By and large, his devotees are more fervent now in singing his praises, most of the unbelievers have converted, and the only heretics who mutter darkly about his possible losses in future races are few.
They hail his consistency, speed, and flexibility. All are in awe of his capabilities, that some say are not fully tested as he has not had to work very hard to win. So far unbeaten in all seven starts, he is being extolled as the new savior of racing, the one that will lift the sport out of the doldrums it sank into after the great Wind Blown was retired to stud in 2004.
Fans discuss in awe how cool Ibarra raced, and how calm his jockey Antonio “Oyet” B. Alcasid Jr. was atop the skinny bay colt. “Malamig tumakbo, malamig rin ang pagdadala,” was the consensus.
Despite stubborn filly Es Twenty Six’s latching on to his flank for most of the race, Ibarra was not fazed and in fact this may have helped him perform better. According to his trainer Ruben Tupas, the island-born colt prefers to run with another horse beside him; the herding instinct goads him to keep racing.
As to the “cool running”, Tupas surmises this could be due to Ibarra’s discomfort over an undescended testicle – a minor issue, though, says Tupas, that does not require a surgical procedure. “Hihintayin nalang naming bumaba ito ng kusa,” he remarked.
Unbeknownst to many, Ibarra almost did not get to join the Triple Crown. Philracom rules state that 3-year-olds qualify to enter based on their earnings. Ibarra had not been raced often and the prize money he had earned put him out of contention. He was only allowed to compete after EJ Forever and Cats On Fire were pulled out from the race.
Ibarra’s owner, Mandaluyong Mayor Benhur C. Abalos, spoke with passion about this issue during a live TV interview at SLLP. “Philracom should review their rules on this matter,” said Mayor Abalos.
Named after the protagonist Juan Crisostomo Ibarra in Jose Rizal’s influential novels Noli Me Tangere and El Filibusterismo, the 3-year-old island-born bay colt by Yonaguska (USA) out of Fire Down Under (USA) is now the most valuable runner in Philippine racing.
Fire Down Under was acquired by horseowner and breeder Mar Tirona at the Keeneland, Kentucky January 2004 sale. She was then in foal to Ibarra when brought over. Abalos bought her from Tirona only on instinct and with respect for the pedigree, and to help out a friend. His kindness was rewarded many times over; his hunch paid off with a champion. His purchase of Fire Down Under is perhaps the best move he has made so far for his racing operation.
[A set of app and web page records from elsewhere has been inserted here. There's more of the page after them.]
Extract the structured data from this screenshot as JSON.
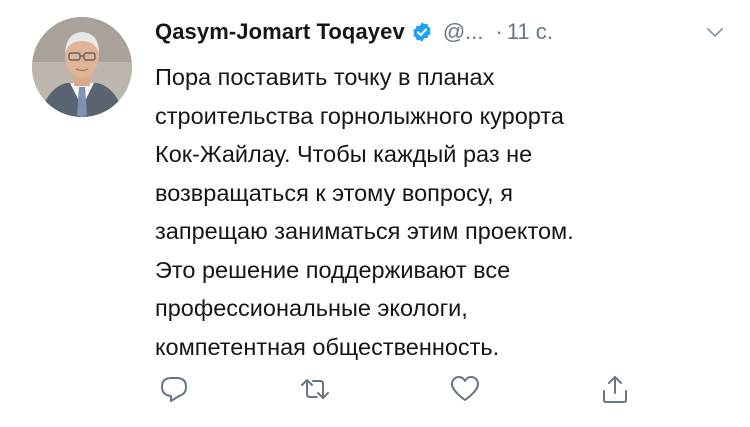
{
  "tweet": {
    "author": {
      "display_name": "Qasym-Jomart Toqayev",
      "handle": "@...",
      "verified": true
    },
    "separator": "·",
    "timestamp": "11 с.",
    "text_lines": [
      "Пора поставить точку в планах",
      "строительства горнолыжного курорта",
      "Кок-Жайлау. Чтобы каждый раз не",
      "возвращаться к этому вопросу, я",
      "запрещаю заниматься этим проектом.",
      "Это решение поддерживают все",
      "профессиональные экологи,",
      "компетентная общественность."
    ],
    "actions": [
      {
        "name": "reply",
        "icon": "reply-icon"
      },
      {
        "name": "retweet",
        "icon": "retweet-icon"
      },
      {
        "name": "like",
        "icon": "heart-icon"
      },
      {
        "name": "share",
        "icon": "share-icon"
      }
    ]
  },
  "colors": {
    "text": "#14171a",
    "secondary": "#657786",
    "verified": "#1da1f2",
    "background": "#ffffff"
  }
}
Yonaguska (1998), Ibarra’s sire, was sired by Cherokee Run out of Marital Spook. On his sire’s side he has Nasrullah and Sir Gaylord blood, while from the dam side he has an infusion of Mr. Prospector, Nashua, and Buckpasser.
To the mix, Fire Down Under (1995) adds (via Sham) Bold Ruler blood for speed with dashes of Princequillo for staying power – the recipe that yielded the incomparable Secretariat.
Hoary old horsemen nod their heads and say, yes, pedigree is good, but in the end, it is the track that will determine who is and who is not a champion. Ibarra goes into the fray armed not only with the quality of pedigree, but with his own tough physique and fighting heart.
He has what turf writers have called “the look of eagles” – it means having the will and the spirit to persevere and win. This is something that mere lineage or training cannot hope to pass on, for it is innate.
I believe Ibarra will sweep the Triple Crown. I confess that his last performance erased any doubts I had about his abilities. I pray that he will remain sound and healthy as he gears up for the Triple Crown 3rd leg (July 22 at SLLP).
Ibarra is the new savior of Philippine racing, and July 22 will be his coronation day.
Photo: Ibarra placidly paces the parade ground before his historic win in the 2007 Jaime V. Ongpin Cup last 24 June at SLLP. (Roel Taripe)